A team of researchers successfully created the first artificial atom using photons as threads to weave electrons together.
In contrast to interband excitons in undoped quantum wells, doped quantum wells do not display sharp resonances due to excitonic bound states. The effective Coulomb interaction between electrons and holes in these systems typically leads to only a depolarization shift of the single-electron intersubband transitions. Non-perturbative light–matter interaction in solid-state devices has been investigated as a pathway to tuning optoelectronic properties of materials.
A recent theoretical work predicted that when the doped quantum wells are embedded in a photonic cavity, emission–reabsorption processes of cavity photons can generate an effective attractive interaction that binds electrons and holes together, leading to the creation of an intraband bound exciton.
The scientists spectroscopically observed such a bound state as a discrete resonance that appeared below the ionization threshold only when the coupling between light and matter is increased above a critical value.

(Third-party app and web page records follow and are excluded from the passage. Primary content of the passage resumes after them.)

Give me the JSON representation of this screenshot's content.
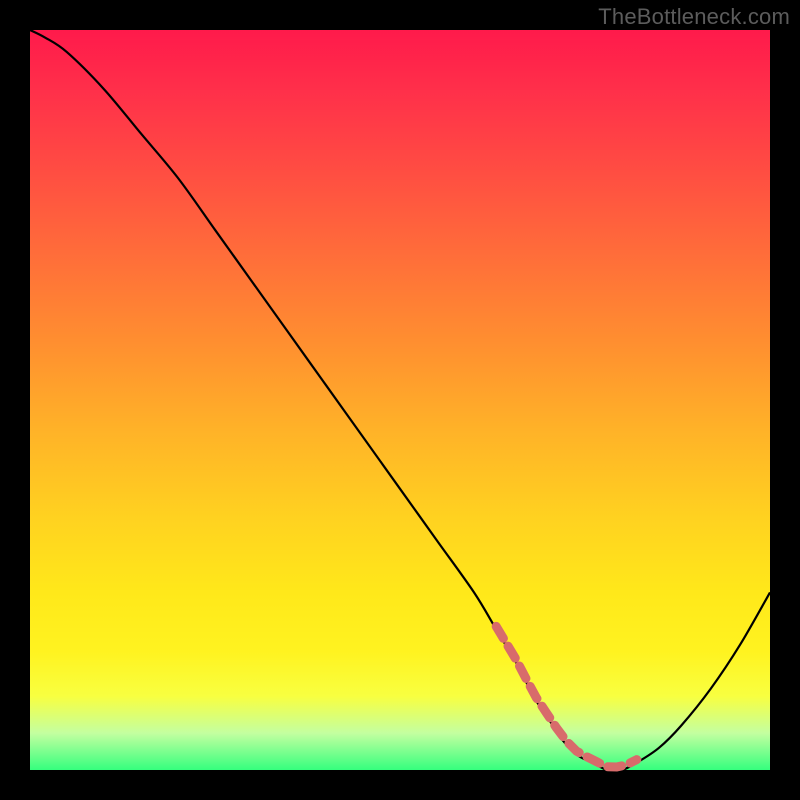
{
  "watermark": "TheBottleneck.com",
  "colors": {
    "gradient_top": "#ff1a4b",
    "gradient_bottom": "#35ff7e",
    "curve": "#000000",
    "marker": "#d86b6b",
    "frame": "#000000"
  },
  "chart_data": {
    "type": "line",
    "title": "",
    "xlabel": "",
    "ylabel": "",
    "xlim": [
      0,
      100
    ],
    "ylim": [
      0,
      100
    ],
    "x": [
      0,
      2,
      5,
      10,
      15,
      20,
      25,
      30,
      35,
      40,
      45,
      50,
      55,
      60,
      63,
      66,
      68,
      70,
      72,
      74,
      76,
      78,
      80,
      82,
      85,
      88,
      92,
      96,
      100
    ],
    "values": [
      100,
      99,
      97,
      92,
      86,
      80,
      73,
      66,
      59,
      52,
      45,
      38,
      31,
      24,
      19,
      14,
      10,
      7,
      4,
      2,
      1,
      0,
      0,
      1,
      3,
      6,
      11,
      17,
      24
    ],
    "series": [
      {
        "name": "curve",
        "x_ref": "x",
        "y_ref": "values"
      }
    ],
    "markers": {
      "band_x_range": [
        63,
        82
      ],
      "band_y": 0
    },
    "notes": "Black V-shaped curve on a vertical red→green gradient; dashed salmon marker band sits at the curve's trough near the bottom."
  }
}
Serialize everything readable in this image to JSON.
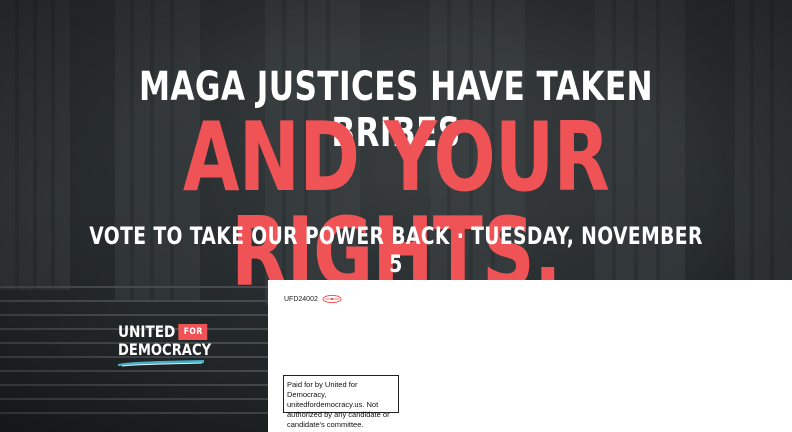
{
  "headline": {
    "line1": "MAGA JUSTICES HAVE TAKEN BRIBES",
    "line2": "AND YOUR RIGHTS.",
    "line3": "VOTE TO TAKE OUR POWER BACK · TUESDAY, NOVEMBER 5"
  },
  "logo": {
    "word1": "UNITED",
    "flag_text": "FOR",
    "word2": "DEMOCRACY"
  },
  "mail_panel": {
    "code": "UFD24002"
  },
  "disclaimer": {
    "text": "Paid for by United for Democracy, unitedfordemocracy.us. Not authorized by any candidate or candidate's committee."
  },
  "colors": {
    "accent_red": "#f05356",
    "background_dark": "#2a2e30",
    "panel_white": "#ffffff",
    "text_white": "#ffffff",
    "swoosh_teal": "#47b7d3"
  },
  "icons": {
    "mail_mark": "postal-indicia-mark-icon",
    "logo_swoosh": "logo-swoosh-icon"
  }
}
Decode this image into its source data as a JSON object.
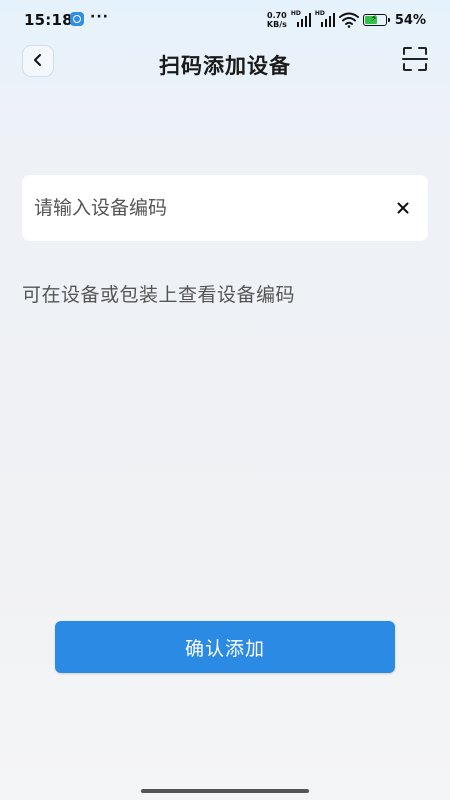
{
  "status_bar": {
    "time": "15:18",
    "dots": "···",
    "net_speed_value": "0.70",
    "net_speed_unit": "KB/s",
    "hd1": "HD",
    "hd2": "HD",
    "battery_percent": "54%"
  },
  "header": {
    "title": "扫码添加设备",
    "back_icon": "chevron-left-icon",
    "scan_icon": "scan-frame-icon"
  },
  "form": {
    "input_value": "",
    "input_placeholder": "请输入设备编码",
    "clear_icon": "close-icon",
    "hint": "可在设备或包装上查看设备编码"
  },
  "actions": {
    "confirm_label": "确认添加"
  },
  "colors": {
    "primary": "#2b8ae4",
    "battery_fill": "#35c24a"
  }
}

Their result has demonstrated that two charged particles can be bound by the exchange of transverse photons. Light–matter coupling can thus be used as a tool in quantum material engineering, tuning electronic properties of semiconductor heterostructures beyond those permitted by mere crystal structures, with direct applications to mid-infrared optoelectronics.
The paper has been published in Nature Physics.